Work task
Please state the number of lines in the entries below where the word "from" appears. Include nothing else.

Exercise material
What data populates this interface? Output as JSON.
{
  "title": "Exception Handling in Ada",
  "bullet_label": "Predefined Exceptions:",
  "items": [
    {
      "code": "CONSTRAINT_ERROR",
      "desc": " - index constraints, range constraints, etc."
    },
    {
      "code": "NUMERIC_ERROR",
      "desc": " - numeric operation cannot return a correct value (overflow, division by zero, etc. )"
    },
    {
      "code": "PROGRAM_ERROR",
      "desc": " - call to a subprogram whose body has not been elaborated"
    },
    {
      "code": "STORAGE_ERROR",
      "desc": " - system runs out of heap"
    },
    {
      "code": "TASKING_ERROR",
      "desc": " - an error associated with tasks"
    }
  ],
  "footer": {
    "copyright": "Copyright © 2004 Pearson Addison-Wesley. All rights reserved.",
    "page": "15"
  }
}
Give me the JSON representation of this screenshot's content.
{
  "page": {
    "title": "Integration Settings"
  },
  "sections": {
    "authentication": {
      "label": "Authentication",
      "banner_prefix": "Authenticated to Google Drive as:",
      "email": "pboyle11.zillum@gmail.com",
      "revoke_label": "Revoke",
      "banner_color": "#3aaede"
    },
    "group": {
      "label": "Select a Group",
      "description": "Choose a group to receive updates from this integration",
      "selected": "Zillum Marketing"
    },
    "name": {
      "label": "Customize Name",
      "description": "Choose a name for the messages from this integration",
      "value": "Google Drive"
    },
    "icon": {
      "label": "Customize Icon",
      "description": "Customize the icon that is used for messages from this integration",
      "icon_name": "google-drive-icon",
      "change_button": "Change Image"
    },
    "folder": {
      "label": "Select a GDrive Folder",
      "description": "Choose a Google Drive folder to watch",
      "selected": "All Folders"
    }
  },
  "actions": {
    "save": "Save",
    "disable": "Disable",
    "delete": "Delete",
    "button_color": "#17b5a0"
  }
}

Response to this task
3